** EXERCISE REQUIREMENTS **
List every line in this data where the string "JSON" occurs.

* * *

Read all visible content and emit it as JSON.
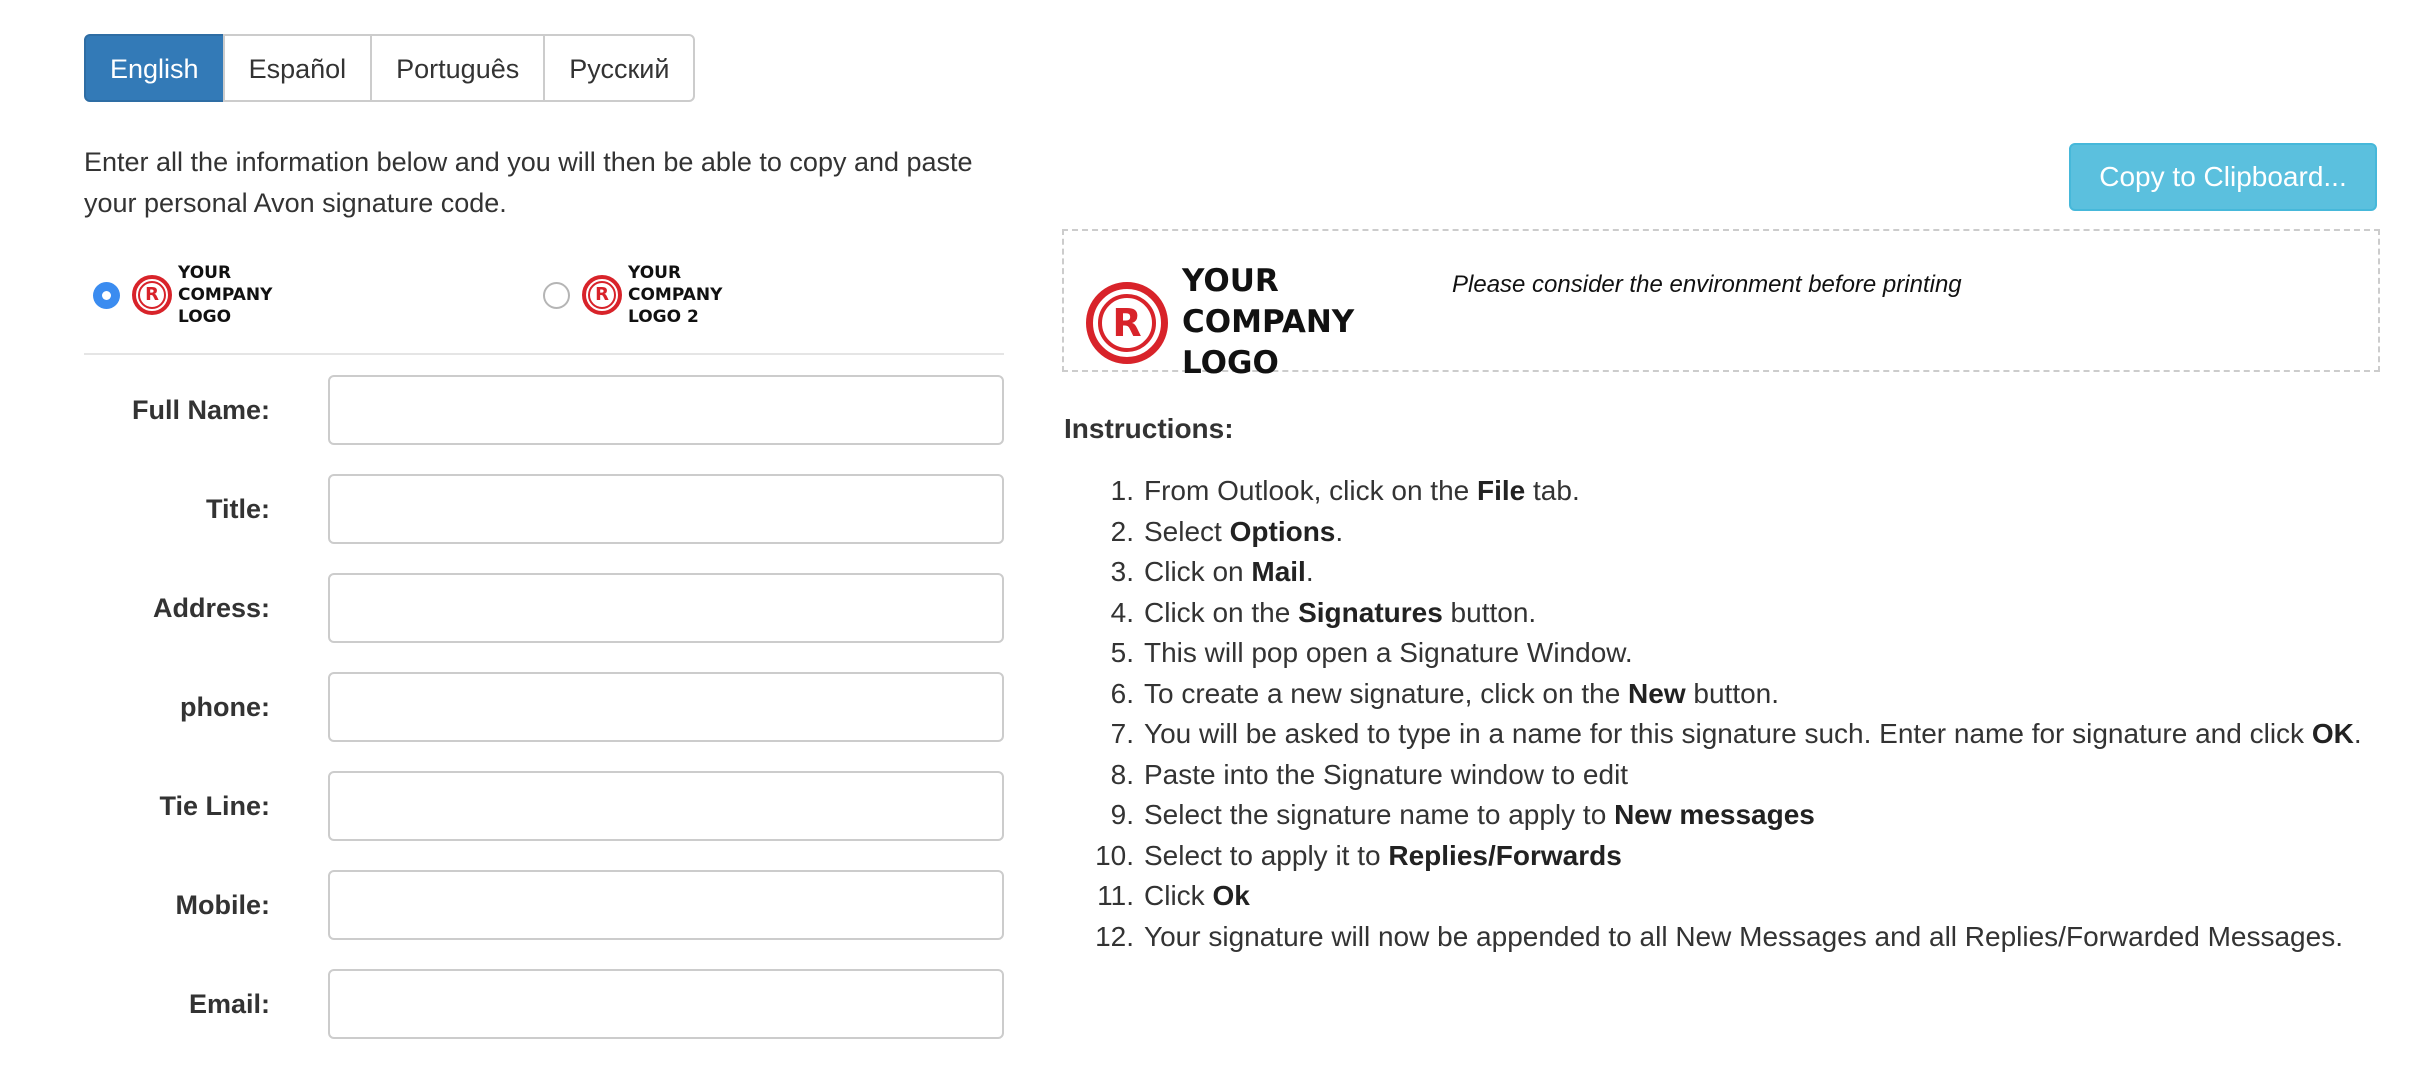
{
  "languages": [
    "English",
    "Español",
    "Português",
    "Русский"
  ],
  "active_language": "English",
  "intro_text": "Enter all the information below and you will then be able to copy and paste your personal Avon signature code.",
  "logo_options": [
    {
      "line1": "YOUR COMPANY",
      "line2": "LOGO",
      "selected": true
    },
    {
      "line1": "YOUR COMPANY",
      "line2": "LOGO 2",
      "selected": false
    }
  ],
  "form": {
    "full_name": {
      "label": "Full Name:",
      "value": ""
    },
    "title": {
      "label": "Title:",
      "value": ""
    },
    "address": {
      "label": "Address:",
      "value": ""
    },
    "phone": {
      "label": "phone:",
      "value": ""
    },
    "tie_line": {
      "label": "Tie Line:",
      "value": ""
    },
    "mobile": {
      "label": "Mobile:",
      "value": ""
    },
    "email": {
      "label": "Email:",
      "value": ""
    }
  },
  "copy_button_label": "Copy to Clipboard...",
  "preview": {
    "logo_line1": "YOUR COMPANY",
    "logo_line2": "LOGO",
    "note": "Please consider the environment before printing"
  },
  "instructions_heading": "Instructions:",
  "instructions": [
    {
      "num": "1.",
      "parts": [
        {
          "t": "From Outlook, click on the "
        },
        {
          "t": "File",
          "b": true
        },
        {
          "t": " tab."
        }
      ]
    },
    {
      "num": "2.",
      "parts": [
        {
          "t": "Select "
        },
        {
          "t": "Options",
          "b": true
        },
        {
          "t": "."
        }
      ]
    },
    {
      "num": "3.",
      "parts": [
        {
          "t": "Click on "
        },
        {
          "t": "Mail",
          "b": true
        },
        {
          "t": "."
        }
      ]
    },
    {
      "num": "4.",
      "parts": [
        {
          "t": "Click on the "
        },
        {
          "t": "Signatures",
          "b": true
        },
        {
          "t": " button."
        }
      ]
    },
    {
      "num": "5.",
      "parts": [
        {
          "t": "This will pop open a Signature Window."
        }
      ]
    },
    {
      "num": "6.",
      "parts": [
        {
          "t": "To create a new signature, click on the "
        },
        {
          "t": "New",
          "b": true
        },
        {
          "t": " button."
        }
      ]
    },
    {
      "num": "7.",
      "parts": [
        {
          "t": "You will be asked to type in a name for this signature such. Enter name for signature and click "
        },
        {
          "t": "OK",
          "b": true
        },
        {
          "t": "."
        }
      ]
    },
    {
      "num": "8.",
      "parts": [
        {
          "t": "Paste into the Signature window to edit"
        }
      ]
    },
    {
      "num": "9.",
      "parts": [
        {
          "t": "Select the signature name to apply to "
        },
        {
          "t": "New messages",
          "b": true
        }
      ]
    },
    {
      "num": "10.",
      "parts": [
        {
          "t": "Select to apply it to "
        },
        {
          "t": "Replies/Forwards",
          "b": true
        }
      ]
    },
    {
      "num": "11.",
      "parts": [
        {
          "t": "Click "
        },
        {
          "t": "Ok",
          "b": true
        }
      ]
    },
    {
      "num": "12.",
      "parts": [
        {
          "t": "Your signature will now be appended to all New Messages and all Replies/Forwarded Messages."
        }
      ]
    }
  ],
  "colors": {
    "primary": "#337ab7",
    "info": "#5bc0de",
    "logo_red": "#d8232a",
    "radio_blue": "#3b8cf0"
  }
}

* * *

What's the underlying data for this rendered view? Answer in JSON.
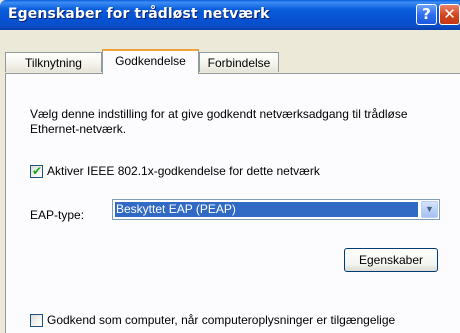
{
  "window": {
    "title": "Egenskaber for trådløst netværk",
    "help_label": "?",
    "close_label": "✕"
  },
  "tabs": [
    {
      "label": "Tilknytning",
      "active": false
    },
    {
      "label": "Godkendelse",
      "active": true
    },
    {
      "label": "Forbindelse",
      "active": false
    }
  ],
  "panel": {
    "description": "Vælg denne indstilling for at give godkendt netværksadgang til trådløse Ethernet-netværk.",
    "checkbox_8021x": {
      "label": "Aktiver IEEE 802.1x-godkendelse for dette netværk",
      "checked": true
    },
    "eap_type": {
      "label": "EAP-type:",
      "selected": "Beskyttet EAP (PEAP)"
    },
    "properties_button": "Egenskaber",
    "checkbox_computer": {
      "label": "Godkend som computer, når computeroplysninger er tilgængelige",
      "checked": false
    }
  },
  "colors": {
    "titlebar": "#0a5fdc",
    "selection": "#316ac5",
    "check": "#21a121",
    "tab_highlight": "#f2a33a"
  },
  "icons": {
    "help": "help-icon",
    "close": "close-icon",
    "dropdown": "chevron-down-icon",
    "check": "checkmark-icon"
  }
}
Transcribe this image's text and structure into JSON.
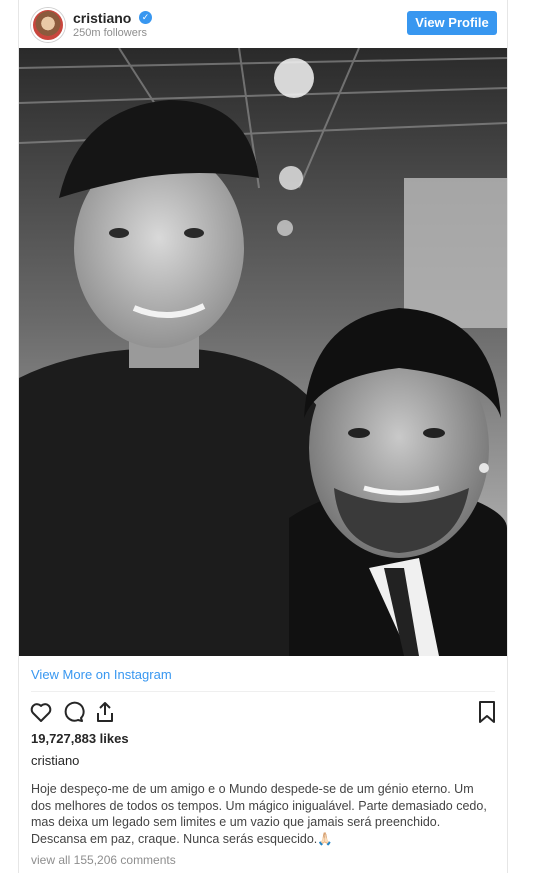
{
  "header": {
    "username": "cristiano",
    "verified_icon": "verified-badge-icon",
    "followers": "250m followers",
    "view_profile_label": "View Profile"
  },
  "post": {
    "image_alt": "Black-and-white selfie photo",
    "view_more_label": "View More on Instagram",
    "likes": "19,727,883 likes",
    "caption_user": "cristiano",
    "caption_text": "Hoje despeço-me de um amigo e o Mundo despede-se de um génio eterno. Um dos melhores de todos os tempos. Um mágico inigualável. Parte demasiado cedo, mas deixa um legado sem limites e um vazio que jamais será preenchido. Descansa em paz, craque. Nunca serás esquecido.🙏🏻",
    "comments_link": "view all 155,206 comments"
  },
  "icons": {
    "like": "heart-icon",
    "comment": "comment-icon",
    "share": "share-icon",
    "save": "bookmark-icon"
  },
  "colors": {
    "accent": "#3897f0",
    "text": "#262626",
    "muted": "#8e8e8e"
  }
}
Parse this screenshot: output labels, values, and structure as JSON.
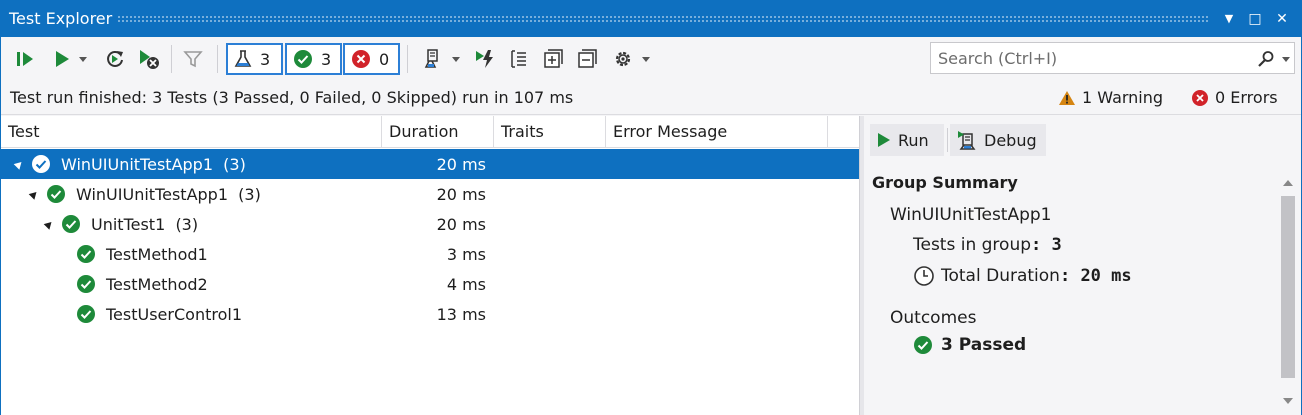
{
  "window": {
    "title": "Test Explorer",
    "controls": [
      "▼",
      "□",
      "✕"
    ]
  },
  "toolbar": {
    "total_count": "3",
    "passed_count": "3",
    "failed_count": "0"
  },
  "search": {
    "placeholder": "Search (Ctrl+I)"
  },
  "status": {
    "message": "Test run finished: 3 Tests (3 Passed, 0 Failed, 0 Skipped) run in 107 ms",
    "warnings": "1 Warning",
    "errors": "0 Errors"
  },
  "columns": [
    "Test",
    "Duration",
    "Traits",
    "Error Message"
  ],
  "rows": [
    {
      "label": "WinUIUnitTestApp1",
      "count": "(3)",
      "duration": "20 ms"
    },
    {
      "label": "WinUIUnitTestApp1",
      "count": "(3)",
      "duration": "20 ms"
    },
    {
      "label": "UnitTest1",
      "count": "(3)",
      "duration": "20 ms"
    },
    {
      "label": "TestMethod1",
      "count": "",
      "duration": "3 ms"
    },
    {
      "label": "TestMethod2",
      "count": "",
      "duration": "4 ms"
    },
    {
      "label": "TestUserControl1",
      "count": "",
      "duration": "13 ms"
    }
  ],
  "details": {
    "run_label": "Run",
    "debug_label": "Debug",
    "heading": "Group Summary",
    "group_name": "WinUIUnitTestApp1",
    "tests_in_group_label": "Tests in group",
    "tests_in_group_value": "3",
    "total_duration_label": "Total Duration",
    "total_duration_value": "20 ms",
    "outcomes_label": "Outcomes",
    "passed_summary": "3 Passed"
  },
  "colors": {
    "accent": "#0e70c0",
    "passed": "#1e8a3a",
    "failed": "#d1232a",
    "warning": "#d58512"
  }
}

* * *

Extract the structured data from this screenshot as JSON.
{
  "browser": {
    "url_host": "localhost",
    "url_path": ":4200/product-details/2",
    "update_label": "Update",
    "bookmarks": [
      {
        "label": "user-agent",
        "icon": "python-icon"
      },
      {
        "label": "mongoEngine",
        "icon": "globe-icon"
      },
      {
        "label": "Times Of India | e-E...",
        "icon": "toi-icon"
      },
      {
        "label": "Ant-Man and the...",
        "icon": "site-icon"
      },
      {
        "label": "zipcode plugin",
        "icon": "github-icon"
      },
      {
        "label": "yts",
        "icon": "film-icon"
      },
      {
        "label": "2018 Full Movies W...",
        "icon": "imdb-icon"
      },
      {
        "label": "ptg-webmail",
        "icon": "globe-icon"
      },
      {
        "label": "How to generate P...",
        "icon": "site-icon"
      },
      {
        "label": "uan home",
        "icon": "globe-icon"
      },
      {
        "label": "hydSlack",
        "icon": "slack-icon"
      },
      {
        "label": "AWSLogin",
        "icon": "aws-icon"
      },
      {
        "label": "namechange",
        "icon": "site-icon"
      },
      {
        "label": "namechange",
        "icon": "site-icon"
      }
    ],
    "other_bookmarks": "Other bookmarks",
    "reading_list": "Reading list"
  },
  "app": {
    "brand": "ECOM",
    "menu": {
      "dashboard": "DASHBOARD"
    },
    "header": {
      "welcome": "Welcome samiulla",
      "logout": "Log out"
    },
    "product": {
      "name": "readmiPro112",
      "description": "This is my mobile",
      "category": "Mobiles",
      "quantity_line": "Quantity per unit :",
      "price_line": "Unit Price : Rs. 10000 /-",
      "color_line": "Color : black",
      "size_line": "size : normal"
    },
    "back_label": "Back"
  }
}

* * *

** RESPONSE AREA **
Read all visible content and emit it as JSON.
What's the underlying data for this rendered view? Answer in JSON.
Transcribe this image's text and structure into JSON.
Parse this screenshot: output labels, values, and structure as JSON.
Extract the structured data from this screenshot as JSON.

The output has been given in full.